Polo said Nat Geo will continue to explore and push further, because that is what’s made them who they are as a brand.

“While other companies were reactionary to social and digital platforms, Nat Geo embraced it from the get go,” Polo said. “Social-and-digital storytelling has become our primary way to tell stories. These platforms, combined with our first-class storytelling and access, allow people across the planet to not only experience the world from another perspective but to actively find ways to be part of the changes and projects we need in order to protect this planet. Humans need to adapt to a changing planet in order to survive. Legacy media entities need to do the same in order to survive the changing industry landscape.”

Time Inc.


Another media powerhouse diving into Watch is Time Inc. with the new series Homemade vs. the Internet.

Regina Buckley, SVP of digital business development and business operations at Time Inc., told AListDaily their programming on Watch reinforces their commitment to providing premium and engaging video content to consumers on all platforms, and underscores the ways the company entertains consumers across the distributed web.

Regina Buckley, SVP of digital business development and business operations at Time Inc.

“Over the years, we’ve come to know our Facebook consumer pretty well—and we knew that our viewers love to watch food content from some of our brands’ success in this space. The video effort on Facebook goes beyond the Watch tab specifically and is also about the communities that are being created around shows consumers love,” said Buckley. “Watch will help create a community of dedicated viewers who will ultimately create a unique audience for advertisers to connect with, in a different environment and in a different way than existed before on Facebook.”

Watch complements Time Inc.’s overall video strategy—which has tripled in total video views over the same period last year—because Buckley said they’re reaching consumers on every platform they want to be reached.

Time Inc. was one of the first brands to begin delivering unique content as publishers for Snapchat Discover, hoping to continue to attract advertisers and marketers looking to magnetize millennials. Time Inc. also recently launched two social video brands—Well Done and The Pretty—which have driven nearly 500 million combined views since March.

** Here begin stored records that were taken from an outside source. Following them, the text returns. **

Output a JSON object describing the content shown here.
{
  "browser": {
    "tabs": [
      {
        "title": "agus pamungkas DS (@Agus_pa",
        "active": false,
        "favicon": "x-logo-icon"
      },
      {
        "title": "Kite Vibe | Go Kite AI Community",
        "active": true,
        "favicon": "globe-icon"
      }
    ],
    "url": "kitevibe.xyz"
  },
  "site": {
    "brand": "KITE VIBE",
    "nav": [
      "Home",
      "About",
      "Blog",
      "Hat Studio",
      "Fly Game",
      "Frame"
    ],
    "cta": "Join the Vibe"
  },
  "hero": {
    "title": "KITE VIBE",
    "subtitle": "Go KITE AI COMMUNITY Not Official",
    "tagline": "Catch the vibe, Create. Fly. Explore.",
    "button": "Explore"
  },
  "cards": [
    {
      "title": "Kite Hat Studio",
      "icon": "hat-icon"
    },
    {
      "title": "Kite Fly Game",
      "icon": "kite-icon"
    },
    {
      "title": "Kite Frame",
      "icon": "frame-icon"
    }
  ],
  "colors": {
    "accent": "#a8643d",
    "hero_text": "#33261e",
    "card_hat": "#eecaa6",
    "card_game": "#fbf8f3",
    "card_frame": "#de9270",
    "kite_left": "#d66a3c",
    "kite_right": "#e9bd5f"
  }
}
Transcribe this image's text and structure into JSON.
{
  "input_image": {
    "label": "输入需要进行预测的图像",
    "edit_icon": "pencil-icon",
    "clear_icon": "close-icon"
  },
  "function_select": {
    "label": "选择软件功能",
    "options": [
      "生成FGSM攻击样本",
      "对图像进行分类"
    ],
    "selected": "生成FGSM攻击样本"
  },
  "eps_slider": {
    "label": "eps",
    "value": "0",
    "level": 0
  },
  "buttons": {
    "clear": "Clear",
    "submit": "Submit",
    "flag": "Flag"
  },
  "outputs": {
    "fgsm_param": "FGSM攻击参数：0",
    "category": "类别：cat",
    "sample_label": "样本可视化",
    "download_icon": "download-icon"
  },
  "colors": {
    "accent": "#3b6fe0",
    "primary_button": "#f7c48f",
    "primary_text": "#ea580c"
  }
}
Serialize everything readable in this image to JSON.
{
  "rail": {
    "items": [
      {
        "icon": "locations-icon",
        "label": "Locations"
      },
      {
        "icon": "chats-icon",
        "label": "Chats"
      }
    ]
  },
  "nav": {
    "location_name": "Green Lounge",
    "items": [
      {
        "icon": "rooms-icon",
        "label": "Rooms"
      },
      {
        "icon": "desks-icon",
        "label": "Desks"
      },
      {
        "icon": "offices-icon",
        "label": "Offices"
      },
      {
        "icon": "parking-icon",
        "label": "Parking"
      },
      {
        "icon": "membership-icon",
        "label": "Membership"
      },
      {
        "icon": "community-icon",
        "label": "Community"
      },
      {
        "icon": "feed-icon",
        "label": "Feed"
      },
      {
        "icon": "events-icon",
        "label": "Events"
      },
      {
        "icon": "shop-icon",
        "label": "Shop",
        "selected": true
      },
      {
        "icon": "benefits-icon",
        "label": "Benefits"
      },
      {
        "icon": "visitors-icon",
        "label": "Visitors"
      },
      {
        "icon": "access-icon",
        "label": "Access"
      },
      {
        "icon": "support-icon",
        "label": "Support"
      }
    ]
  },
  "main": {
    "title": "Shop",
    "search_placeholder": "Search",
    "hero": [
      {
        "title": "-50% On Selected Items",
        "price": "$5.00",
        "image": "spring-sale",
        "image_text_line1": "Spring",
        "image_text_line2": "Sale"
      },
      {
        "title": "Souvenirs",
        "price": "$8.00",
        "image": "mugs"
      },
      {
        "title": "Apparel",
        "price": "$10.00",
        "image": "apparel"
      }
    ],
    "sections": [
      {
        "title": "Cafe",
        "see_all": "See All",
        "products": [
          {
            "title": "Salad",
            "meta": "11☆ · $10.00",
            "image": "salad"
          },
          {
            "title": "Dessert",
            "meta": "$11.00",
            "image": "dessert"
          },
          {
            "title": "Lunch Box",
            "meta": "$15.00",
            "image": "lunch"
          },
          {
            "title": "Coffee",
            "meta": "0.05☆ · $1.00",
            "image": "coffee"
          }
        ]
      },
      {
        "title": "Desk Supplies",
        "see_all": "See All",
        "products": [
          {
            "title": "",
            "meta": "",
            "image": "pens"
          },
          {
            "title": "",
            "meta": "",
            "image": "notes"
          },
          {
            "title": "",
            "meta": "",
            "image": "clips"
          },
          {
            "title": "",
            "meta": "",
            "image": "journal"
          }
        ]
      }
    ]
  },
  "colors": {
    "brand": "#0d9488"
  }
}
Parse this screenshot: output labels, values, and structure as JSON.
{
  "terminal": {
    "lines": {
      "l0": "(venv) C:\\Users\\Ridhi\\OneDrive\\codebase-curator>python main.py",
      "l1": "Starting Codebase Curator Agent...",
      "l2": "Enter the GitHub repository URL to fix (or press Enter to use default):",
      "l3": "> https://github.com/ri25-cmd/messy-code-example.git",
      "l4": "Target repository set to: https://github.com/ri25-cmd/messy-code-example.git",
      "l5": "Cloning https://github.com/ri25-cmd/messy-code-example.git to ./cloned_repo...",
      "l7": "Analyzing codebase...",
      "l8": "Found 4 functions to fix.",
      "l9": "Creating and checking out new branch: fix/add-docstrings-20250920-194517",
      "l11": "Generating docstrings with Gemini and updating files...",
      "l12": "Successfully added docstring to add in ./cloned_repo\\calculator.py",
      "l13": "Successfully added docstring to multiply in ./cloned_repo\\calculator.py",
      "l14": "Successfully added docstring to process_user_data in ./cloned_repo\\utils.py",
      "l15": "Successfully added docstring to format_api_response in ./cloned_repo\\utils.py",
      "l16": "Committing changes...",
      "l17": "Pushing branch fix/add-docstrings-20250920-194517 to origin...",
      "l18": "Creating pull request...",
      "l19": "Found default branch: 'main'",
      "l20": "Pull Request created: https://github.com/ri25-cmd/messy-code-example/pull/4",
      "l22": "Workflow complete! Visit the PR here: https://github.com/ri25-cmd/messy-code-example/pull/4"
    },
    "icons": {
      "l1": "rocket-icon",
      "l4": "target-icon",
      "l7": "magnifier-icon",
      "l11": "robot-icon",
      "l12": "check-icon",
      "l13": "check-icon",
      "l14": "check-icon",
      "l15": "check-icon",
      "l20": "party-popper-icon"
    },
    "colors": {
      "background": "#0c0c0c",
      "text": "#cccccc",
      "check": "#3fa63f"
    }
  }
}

“As a multiplatform content company, we continue to experiment with new platforms and deliver the best content to our consumers when they want it, and where they want it,” Buckley said. “Our iconic brands are known and trusted among our audiences, which allows us to create immersive and engaging content for new platforms like Facebook’s Watch as well as on our own existing platforms. Video is an important part of Time Inc.’s revenue today, and critical to its growth into tomorrow.”